- [About this task]: In your copy, repeat the records exactly and leave out the pictures.

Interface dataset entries
=====

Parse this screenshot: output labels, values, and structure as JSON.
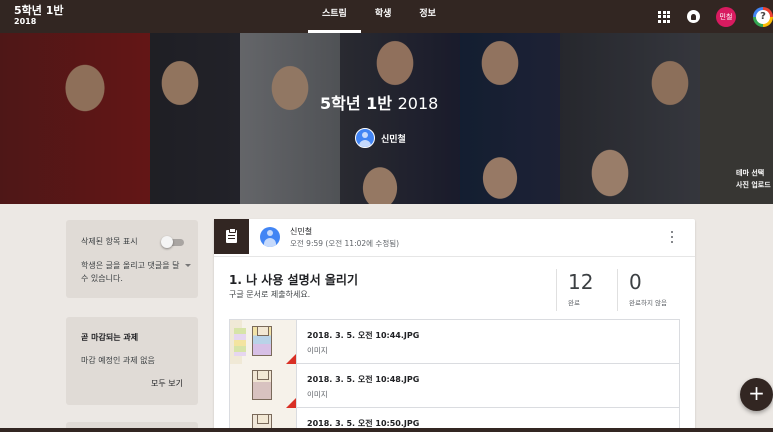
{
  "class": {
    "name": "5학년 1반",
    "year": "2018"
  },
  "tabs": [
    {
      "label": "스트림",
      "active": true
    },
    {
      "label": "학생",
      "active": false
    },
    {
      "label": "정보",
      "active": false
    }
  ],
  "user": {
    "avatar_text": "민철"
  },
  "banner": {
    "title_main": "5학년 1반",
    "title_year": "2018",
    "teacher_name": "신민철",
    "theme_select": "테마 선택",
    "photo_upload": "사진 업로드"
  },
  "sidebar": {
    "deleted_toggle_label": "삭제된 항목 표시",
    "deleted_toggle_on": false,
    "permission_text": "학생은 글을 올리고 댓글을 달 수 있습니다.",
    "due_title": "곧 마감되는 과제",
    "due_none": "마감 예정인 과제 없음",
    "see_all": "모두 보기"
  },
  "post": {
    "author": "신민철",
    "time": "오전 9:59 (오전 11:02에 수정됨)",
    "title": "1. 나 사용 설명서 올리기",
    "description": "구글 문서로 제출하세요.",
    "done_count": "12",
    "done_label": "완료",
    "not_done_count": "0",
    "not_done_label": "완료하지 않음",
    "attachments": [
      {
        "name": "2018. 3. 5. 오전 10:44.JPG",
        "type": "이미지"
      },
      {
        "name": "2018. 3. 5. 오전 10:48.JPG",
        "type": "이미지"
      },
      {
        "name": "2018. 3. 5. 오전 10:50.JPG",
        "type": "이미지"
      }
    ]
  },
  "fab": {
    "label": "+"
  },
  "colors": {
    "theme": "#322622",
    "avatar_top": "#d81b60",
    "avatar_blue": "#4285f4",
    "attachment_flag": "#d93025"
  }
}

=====

- [Task solution]:
Parse this screenshot: output labels, values, and structure as JSON.
{
  "class": {
    "name": "5학년 1반",
    "year": "2018"
  },
  "tabs": [
    {
      "label": "스트림",
      "active": true
    },
    {
      "label": "학생",
      "active": false
    },
    {
      "label": "정보",
      "active": false
    }
  ],
  "user": {
    "avatar_text": "민철"
  },
  "banner": {
    "title_main": "5학년 1반",
    "title_year": "2018",
    "teacher_name": "신민철",
    "theme_select": "테마 선택",
    "photo_upload": "사진 업로드"
  },
  "sidebar": {
    "deleted_toggle_label": "삭제된 항목 표시",
    "deleted_toggle_on": false,
    "permission_text": "학생은 글을 올리고 댓글을 달 수 있습니다.",
    "due_title": "곧 마감되는 과제",
    "due_none": "마감 예정인 과제 없음",
    "see_all": "모두 보기"
  },
  "post": {
    "author": "신민철",
    "time": "오전 9:59 (오전 11:02에 수정됨)",
    "title": "1. 나 사용 설명서 올리기",
    "description": "구글 문서로 제출하세요.",
    "done_count": "12",
    "done_label": "완료",
    "not_done_count": "0",
    "not_done_label": "완료하지 않음",
    "attachments": [
      {
        "name": "2018. 3. 5. 오전 10:44.JPG",
        "type": "이미지"
      },
      {
        "name": "2018. 3. 5. 오전 10:48.JPG",
        "type": "이미지"
      },
      {
        "name": "2018. 3. 5. 오전 10:50.JPG",
        "type": "이미지"
      }
    ]
  },
  "fab": {
    "label": "+"
  },
  "colors": {
    "theme": "#322622",
    "avatar_top": "#d81b60",
    "avatar_blue": "#4285f4",
    "attachment_flag": "#d93025"
  }
}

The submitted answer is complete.